Erin: I really loved the Beatrix Potter series around Peter Rabbit as a kid. The illustrations are beautiful. The stories were fun to read too, with the mischief the characters got up to.
Erin: How about you? Who wrote some of your favourite books from childhood?
Heather: I wasn’t a huge reader as a child. I had the typical books, Anne of Green Gables by L. M. Montgomery, Winnie-the-Pooh by A. A. Milne, and the like, though my all-time favourite remains There’s a Monster at the End of the Book by Jon Stone, because, well, Grover. As a teenager I was in the lowest English class, and in Grade 8 we got to see the movie version of every book we read, from The Secret Diary of Adrian Mole, Aged 13¾ by Sue Townsend, to 1984 by George Orwell, which I’m sure inspired my love of film – and writing dialogue. High school is also when I was introduced to John Steinbeck, whom I continue to adore to this day.
Heather: What was the hardest part for you, and the most fun part of making this book?
Erin: The hardest part of the illustration process for me is the initial concepts, the first round of rough sketches. It’s a good challenge to have, deciding how to illustrate the story, or which parts of the story to pick out and illustrate. The fun part of the illustration process for me, is creating the final illustration, when I am at the carving lino part in the process. I carve my illustrations by hand in linoleum, then print them by hand, and color and finish them in Photoshop. I find carving lino very calm and meditative, as you use repeated motions when carving the lino.
Erin: What was the hardest part and most fun part for you?
Heather: The hardest part was finding out information about more modern secret schools like the one in Jakarta I mentioned earlier and Elon Musk’s Ad Astra even though it’s now closed. The spy schools by virtue of being spy schools were pretty tough too. The most fun was the research. I love, love, love doing research and falling through that rabbit hole of information where one nugget leads to another. I’d be perfectly happy researching all day long!
Heather: Which Secret School intrigued you the most?
Erin: The spy schools intrigued me the most. The story “X marks the spot”, about the Canadian spy school, Camp X, I found really interesting; the school was so secret that it was said that even the Prime Minister knew little about it. It was interesting learning about the combat skills students learned, and the telecommunications centre that was at Camp X.
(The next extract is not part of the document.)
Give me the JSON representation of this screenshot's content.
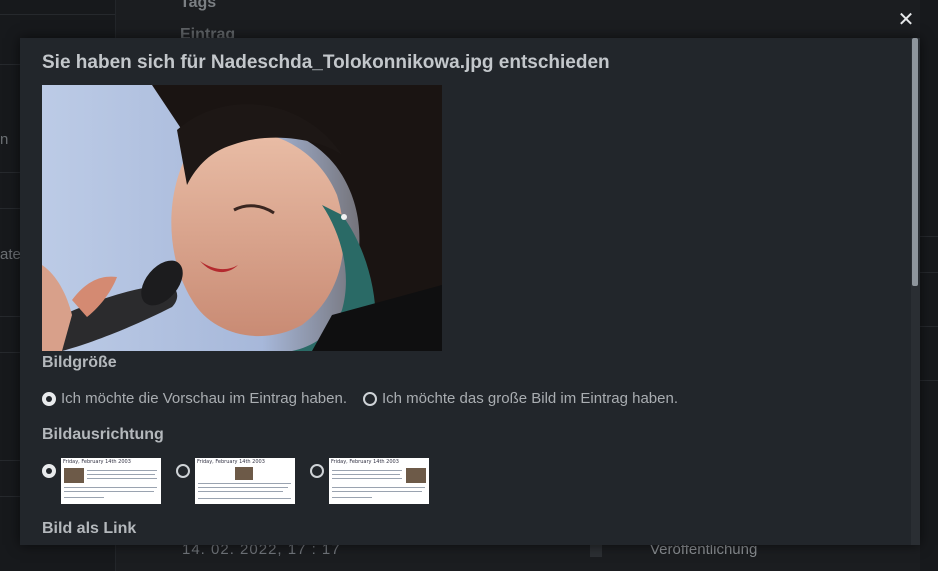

Erin: Which Secret School intrigued you the most?
Heather: Okay, this question is harder than the favourite spread one! Because I really didn’t know much about secret schools when I started, each one was intriguing. If I had to pick, which is what you’re asking me, I would say, gah… the Jakarta school for the children of suicide bombers because it’s just such incredible mission, the Camp X spy school because it’s Canadian history, and the Lithuanian secret schools because of people risked their lives to smuggle books.
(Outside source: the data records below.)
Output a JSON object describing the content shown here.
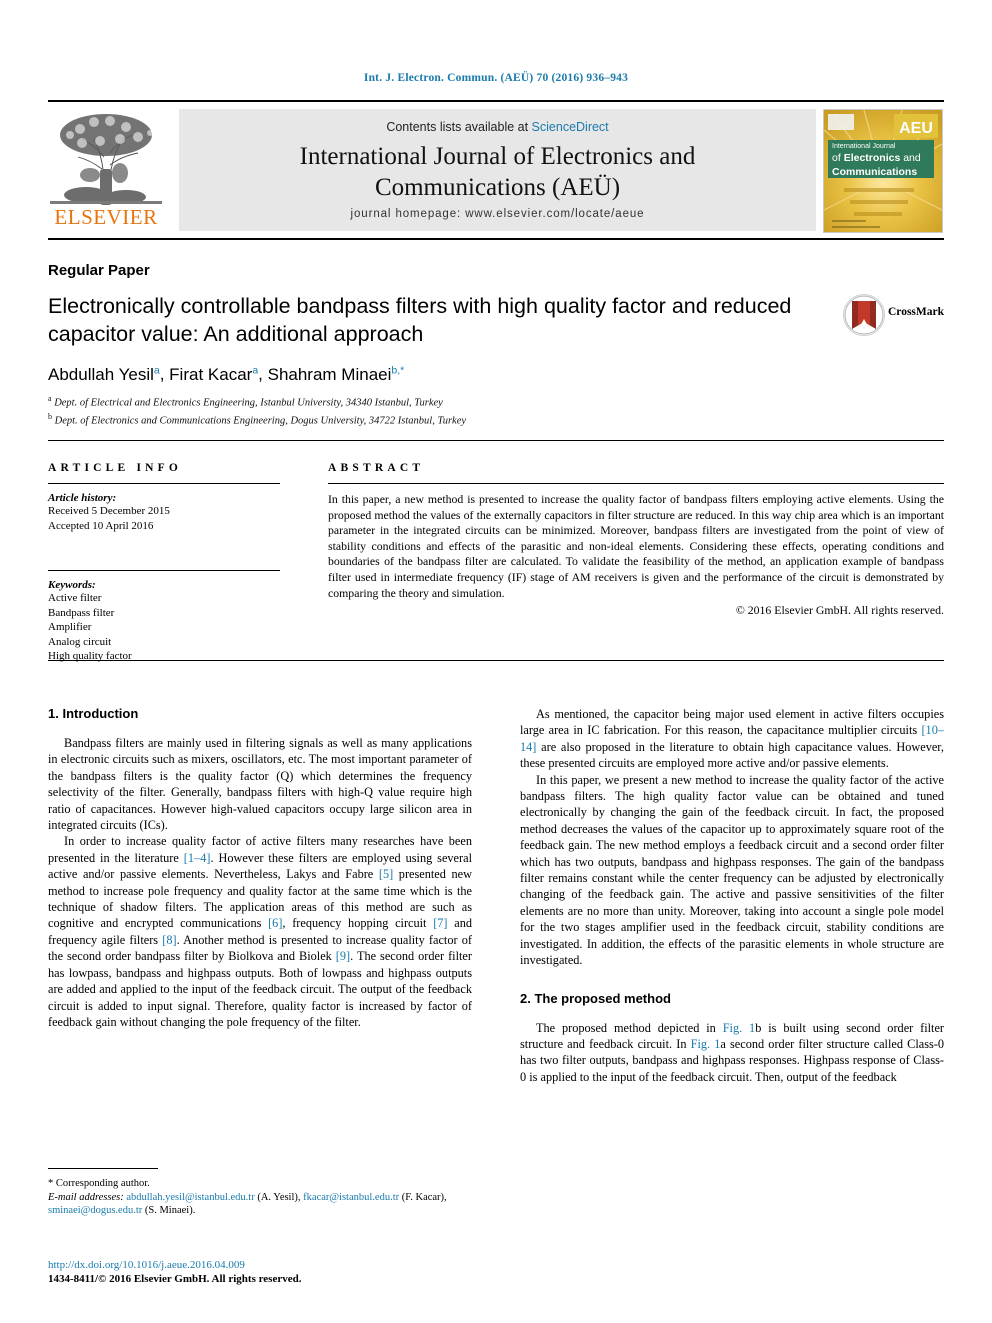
{
  "running_head": "Int. J. Electron. Commun. (AEÜ) 70 (2016) 936–943",
  "masthead": {
    "publisher_name": "ELSEVIER",
    "contents_prefix": "Contents lists available at ",
    "contents_link": "ScienceDirect",
    "journal_title_line1": "International Journal of Electronics and",
    "journal_title_line2": "Communications (AEÜ)",
    "homepage": "journal homepage: www.elsevier.com/locate/aeue",
    "cover_line1": "International Journal",
    "cover_line2": "of Electronics and",
    "cover_line3": "Communications",
    "cover_badge": "AEU"
  },
  "title_block": {
    "paper_kind": "Regular Paper",
    "title": "Electronically controllable bandpass filters with high quality factor and reduced capacitor value: An additional approach",
    "crossmark_label": "CrossMark",
    "authors": [
      {
        "name": "Abdullah Yesil",
        "marks": "a"
      },
      {
        "name": "Firat Kacar",
        "marks": "a"
      },
      {
        "name": "Shahram Minaei",
        "marks": "b,*"
      }
    ],
    "affiliations": [
      {
        "mark": "a",
        "text": "Dept. of Electrical and Electronics Engineering, Istanbul University, 34340 Istanbul, Turkey"
      },
      {
        "mark": "b",
        "text": "Dept. of Electronics and Communications Engineering, Dogus University, 34722 Istanbul, Turkey"
      }
    ]
  },
  "article_info": {
    "heading": "ARTICLE INFO",
    "history_label": "Article history:",
    "history_lines": [
      "Received 5 December 2015",
      "Accepted 10 April 2016"
    ],
    "keywords_label": "Keywords:",
    "keywords": [
      "Active filter",
      "Bandpass filter",
      "Amplifier",
      "Analog circuit",
      "High quality factor"
    ]
  },
  "abstract": {
    "heading": "ABSTRACT",
    "text": "In this paper, a new method is presented to increase the quality factor of bandpass filters employing active elements. Using the proposed method the values of the externally capacitors in filter structure are reduced. In this way chip area which is an important parameter in the integrated circuits can be minimized. Moreover, bandpass filters are investigated from the point of view of stability conditions and effects of the parasitic and non-ideal elements. Considering these effects, operating conditions and boundaries of the bandpass filter are calculated. To validate the feasibility of the method, an application example of bandpass filter used in intermediate frequency (IF) stage of AM receivers is given and the performance of the circuit is demonstrated by comparing the theory and simulation.",
    "copyright": "© 2016 Elsevier GmbH. All rights reserved."
  },
  "body": {
    "section1_heading": "1. Introduction",
    "section1_p1": "Bandpass filters are mainly used in filtering signals as well as many applications in electronic circuits such as mixers, oscillators, etc. The most important parameter of the bandpass filters is the quality factor (Q) which determines the frequency selectivity of the filter. Generally, bandpass filters with high-Q value require high ratio of capacitances. However high-valued capacitors occupy large silicon area in integrated circuits (ICs).",
    "section1_p2_a": "In order to increase quality factor of active filters many researches have been presented in the literature ",
    "ref_1_4": "[1–4]",
    "section1_p2_b": ". However these filters are employed using several active and/or passive elements. Nevertheless, Lakys and Fabre ",
    "ref_5": "[5]",
    "section1_p2_c": " presented new method to increase pole frequency and quality factor at the same time which is the technique of shadow filters. The application areas of this method are such as cognitive and encrypted communications ",
    "ref_6": "[6]",
    "section1_p2_d": ", frequency hopping circuit ",
    "ref_7": "[7]",
    "section1_p2_e": " and frequency agile filters ",
    "ref_8": "[8]",
    "section1_p2_f": ". Another method is presented to increase quality factor of the second order bandpass filter by Biolkova and Biolek ",
    "ref_9": "[9]",
    "section1_p2_g": ". The second order filter has lowpass, bandpass and highpass outputs. Both of lowpass and highpass outputs are added and applied to the input of the feedback circuit. The output of the feedback circuit is added to input signal. Therefore, quality factor is increased by factor of feedback gain without changing the pole frequency of the filter.",
    "right_p1_a": "As mentioned, the capacitor being major used element in active filters occupies large area in IC fabrication. For this reason, the capacitance multiplier circuits ",
    "ref_10_14": "[10–14]",
    "right_p1_b": " are also proposed in the literature to obtain high capacitance values. However, these presented circuits are employed more active and/or passive elements.",
    "right_p2": "In this paper, we present a new method to increase the quality factor of the active bandpass filters. The high quality factor value can be obtained and tuned electronically by changing the gain of the feedback circuit. In fact, the proposed method decreases the values of the capacitor up to approximately square root of the feedback gain. The new method employs a feedback circuit and a second order filter which has two outputs, bandpass and highpass responses. The gain of the bandpass filter remains constant while the center frequency can be adjusted by electronically changing of the feedback gain. The active and passive sensitivities of the filter elements are no more than unity. Moreover, taking into account a single pole model for the two stages amplifier used in the feedback circuit, stability conditions are investigated. In addition, the effects of the parasitic elements in whole structure are investigated.",
    "section2_heading": "2. The proposed method",
    "section2_p1_a": "The proposed method depicted in ",
    "fig_1b": "Fig. 1",
    "section2_p1_b": "b is built using second order filter structure and feedback circuit. In ",
    "fig_1a": "Fig. 1",
    "section2_p1_c": "a second order filter structure called Class-0 has two filter outputs, bandpass and highpass responses. Highpass response of Class-0 is applied to the input of the feedback circuit. Then, output of the feedback"
  },
  "footnote": {
    "corresponding": "* Corresponding author.",
    "email_label": "E-mail addresses:",
    "email_1": "abdullah.yesil@istanbul.edu.tr",
    "email_1_who": " (A. Yesil), ",
    "email_2": "fkacar@istanbul.edu.tr",
    "email_2_who": " (F. Kacar), ",
    "email_3": "sminaei@dogus.edu.tr",
    "email_3_who": " (S. Minaei)."
  },
  "footer": {
    "doi": "http://dx.doi.org/10.1016/j.aeue.2016.04.009",
    "issn": "1434-8411/© 2016 Elsevier GmbH. All rights reserved."
  },
  "colors": {
    "link": "#1a7bab",
    "elsevier_orange": "#e8740c",
    "panel_grey": "#e7e7e7"
  }
}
Let me repeat – they risked their lives for books!
Secret Schools was published by OwlKids 2022